> EXERCISE DETAILS: Select, from the data, each line where "Capture" occurs.

> GIVEN RECORDS:
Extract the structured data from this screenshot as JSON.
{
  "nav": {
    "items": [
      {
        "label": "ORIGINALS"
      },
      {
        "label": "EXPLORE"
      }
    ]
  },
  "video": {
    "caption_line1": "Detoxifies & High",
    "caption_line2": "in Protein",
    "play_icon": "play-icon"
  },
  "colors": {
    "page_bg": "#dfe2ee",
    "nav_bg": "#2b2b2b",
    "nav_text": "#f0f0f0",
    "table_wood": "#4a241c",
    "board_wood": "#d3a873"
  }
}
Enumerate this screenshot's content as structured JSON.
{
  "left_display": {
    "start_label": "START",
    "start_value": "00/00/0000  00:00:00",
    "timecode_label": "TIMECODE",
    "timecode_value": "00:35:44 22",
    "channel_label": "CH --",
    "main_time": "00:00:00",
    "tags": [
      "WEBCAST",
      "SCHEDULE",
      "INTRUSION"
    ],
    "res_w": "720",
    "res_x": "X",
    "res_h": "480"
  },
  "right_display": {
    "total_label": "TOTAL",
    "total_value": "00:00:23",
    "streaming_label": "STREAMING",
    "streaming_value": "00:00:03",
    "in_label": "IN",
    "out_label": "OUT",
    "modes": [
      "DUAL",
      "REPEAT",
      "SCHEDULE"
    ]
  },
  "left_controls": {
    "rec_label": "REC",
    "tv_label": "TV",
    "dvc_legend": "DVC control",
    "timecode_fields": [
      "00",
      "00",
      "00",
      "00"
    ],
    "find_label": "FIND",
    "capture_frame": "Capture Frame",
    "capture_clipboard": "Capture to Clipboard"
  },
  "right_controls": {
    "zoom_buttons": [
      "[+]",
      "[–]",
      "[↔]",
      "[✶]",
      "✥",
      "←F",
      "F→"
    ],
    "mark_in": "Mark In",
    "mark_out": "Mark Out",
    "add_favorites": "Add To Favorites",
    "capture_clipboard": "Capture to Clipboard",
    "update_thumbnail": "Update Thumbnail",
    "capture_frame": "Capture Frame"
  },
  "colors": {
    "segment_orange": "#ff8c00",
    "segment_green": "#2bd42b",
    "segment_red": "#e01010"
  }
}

> SOLVED PROBLEM:
    "capture_frame": "Capture Frame",
    "capture_clipboard": "Capture to Clipboard"
    "capture_clipboard": "Capture to Clipboard",
    "capture_frame": "Capture Frame"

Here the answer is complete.